◆ Records shown:
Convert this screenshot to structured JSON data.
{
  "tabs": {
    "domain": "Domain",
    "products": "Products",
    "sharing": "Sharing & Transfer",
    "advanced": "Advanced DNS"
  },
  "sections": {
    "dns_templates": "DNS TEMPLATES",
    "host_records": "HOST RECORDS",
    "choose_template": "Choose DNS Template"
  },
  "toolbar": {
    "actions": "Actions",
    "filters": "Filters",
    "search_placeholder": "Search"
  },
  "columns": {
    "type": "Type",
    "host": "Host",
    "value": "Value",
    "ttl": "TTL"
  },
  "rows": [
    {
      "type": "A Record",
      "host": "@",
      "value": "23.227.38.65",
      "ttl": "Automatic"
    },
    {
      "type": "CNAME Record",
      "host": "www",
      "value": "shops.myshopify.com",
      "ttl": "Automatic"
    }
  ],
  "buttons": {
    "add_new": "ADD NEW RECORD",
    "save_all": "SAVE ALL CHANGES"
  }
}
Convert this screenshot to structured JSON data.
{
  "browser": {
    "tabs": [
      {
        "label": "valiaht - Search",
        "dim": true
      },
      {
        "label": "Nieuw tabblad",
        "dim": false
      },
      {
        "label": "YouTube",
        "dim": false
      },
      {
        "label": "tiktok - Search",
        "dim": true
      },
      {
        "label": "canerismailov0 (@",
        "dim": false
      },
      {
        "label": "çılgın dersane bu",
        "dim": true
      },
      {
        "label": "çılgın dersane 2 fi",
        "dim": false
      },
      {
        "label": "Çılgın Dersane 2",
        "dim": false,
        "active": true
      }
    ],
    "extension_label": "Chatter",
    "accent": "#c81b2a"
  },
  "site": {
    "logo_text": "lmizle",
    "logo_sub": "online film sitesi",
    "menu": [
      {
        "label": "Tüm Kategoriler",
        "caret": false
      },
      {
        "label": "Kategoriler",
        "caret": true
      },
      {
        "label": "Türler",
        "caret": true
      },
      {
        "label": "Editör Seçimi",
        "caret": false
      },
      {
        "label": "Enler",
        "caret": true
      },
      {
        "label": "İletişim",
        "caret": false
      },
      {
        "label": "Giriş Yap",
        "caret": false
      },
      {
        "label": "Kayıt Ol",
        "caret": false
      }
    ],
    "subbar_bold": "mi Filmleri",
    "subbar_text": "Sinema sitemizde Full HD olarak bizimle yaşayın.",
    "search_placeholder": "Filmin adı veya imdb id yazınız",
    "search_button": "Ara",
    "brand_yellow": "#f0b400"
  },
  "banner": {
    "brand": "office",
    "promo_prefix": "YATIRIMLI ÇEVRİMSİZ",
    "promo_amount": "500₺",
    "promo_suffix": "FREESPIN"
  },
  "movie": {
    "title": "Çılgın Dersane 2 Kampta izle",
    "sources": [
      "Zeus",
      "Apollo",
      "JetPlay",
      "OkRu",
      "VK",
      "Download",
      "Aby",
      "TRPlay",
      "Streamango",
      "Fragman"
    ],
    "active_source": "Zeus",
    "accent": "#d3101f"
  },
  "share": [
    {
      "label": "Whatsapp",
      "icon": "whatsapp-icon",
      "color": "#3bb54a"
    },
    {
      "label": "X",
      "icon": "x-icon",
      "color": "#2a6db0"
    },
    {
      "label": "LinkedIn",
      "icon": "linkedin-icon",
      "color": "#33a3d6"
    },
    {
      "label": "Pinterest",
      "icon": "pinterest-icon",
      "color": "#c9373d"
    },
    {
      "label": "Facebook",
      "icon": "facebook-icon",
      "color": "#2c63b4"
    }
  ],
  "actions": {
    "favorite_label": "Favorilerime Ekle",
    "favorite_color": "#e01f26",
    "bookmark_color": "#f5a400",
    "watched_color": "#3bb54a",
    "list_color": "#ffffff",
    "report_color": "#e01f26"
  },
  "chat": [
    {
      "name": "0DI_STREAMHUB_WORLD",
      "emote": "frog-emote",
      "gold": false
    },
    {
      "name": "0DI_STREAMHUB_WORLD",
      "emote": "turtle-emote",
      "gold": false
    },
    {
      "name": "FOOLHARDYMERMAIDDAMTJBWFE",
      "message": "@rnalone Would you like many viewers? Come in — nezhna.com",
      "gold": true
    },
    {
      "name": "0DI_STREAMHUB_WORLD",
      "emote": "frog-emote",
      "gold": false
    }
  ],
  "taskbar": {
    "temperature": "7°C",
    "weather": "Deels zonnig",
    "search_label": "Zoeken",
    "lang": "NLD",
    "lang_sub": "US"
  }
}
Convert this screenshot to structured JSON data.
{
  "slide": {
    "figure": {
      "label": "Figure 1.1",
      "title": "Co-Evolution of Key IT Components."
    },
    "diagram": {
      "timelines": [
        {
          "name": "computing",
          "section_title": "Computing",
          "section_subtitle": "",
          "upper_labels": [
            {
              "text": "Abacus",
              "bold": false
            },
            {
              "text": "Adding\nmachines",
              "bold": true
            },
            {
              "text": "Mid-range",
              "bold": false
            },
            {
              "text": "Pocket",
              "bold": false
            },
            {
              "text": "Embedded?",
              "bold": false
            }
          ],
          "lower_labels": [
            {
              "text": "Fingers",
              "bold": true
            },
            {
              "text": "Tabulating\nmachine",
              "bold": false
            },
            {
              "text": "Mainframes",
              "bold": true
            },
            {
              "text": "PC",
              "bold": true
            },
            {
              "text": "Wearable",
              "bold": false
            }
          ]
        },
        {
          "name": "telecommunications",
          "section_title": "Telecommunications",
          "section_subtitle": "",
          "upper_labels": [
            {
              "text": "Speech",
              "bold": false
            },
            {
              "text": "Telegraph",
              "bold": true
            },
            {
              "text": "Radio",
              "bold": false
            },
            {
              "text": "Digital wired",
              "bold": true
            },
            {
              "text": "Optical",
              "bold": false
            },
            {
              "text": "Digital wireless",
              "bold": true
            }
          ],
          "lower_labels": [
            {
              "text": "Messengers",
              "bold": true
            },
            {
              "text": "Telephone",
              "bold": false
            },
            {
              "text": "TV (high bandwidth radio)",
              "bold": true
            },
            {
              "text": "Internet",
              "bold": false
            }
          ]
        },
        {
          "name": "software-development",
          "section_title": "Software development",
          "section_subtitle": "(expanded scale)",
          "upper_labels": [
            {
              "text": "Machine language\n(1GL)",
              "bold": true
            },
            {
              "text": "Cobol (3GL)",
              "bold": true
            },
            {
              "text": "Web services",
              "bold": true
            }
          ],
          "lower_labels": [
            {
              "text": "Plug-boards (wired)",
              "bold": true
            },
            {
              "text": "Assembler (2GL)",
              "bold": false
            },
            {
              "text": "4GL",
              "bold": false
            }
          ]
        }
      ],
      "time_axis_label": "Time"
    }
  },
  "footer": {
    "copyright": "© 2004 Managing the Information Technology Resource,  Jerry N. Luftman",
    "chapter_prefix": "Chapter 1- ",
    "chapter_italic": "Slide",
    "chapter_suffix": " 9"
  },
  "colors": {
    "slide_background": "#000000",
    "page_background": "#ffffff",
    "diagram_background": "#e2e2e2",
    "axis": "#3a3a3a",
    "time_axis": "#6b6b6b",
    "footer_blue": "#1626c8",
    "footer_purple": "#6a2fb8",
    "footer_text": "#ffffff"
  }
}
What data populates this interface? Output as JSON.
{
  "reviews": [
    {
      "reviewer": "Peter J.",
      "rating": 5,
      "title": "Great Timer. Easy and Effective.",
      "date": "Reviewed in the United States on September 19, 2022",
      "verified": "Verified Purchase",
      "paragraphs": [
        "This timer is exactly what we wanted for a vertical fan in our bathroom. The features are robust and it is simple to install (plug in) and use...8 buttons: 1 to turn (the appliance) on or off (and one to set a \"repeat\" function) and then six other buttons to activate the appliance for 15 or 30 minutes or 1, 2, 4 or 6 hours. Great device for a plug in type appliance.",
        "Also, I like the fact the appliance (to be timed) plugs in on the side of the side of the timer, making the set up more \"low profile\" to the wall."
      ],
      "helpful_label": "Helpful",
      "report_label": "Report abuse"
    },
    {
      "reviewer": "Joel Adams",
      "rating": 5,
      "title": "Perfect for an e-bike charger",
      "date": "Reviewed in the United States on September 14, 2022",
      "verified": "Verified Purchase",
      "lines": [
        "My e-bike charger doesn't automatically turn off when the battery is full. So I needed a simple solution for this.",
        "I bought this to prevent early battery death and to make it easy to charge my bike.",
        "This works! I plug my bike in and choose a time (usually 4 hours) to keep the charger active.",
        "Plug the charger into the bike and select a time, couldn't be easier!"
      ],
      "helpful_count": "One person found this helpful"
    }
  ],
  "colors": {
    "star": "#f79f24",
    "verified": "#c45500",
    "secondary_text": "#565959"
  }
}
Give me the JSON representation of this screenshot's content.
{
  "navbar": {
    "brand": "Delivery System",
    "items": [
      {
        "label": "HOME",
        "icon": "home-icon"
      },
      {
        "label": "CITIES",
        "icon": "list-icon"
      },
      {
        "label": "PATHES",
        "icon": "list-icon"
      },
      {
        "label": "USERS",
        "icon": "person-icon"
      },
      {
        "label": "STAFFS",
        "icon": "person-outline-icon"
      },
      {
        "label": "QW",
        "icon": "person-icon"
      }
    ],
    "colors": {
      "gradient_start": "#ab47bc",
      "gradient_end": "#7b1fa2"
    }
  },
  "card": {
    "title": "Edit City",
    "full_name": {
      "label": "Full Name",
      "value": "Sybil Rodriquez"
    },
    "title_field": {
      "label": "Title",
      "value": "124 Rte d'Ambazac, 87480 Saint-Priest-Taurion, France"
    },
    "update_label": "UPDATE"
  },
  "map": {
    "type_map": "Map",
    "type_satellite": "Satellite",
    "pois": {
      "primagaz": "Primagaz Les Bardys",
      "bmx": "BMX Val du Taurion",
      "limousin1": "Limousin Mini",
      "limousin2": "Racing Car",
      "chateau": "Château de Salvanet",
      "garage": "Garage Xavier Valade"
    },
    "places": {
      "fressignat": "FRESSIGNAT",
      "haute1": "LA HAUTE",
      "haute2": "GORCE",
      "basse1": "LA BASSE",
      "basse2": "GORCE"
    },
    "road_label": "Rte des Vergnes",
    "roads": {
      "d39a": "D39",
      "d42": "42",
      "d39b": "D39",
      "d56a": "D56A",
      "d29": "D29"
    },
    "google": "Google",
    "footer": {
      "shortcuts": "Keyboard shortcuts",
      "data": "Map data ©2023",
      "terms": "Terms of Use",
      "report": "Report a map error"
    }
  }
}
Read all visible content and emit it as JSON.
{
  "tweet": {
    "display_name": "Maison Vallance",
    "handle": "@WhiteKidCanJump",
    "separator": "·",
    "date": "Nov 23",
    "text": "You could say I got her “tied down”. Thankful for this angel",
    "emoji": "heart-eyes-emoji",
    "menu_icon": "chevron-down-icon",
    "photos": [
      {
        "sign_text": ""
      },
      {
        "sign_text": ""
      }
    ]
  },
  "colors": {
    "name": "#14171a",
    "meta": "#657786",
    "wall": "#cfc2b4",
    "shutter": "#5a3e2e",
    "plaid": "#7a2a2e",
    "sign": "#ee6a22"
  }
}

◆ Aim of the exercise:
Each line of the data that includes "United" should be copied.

◆ Your response:
      "date": "Reviewed in the United States on September 19, 2022",
      "date": "Reviewed in the United States on September 14, 2022",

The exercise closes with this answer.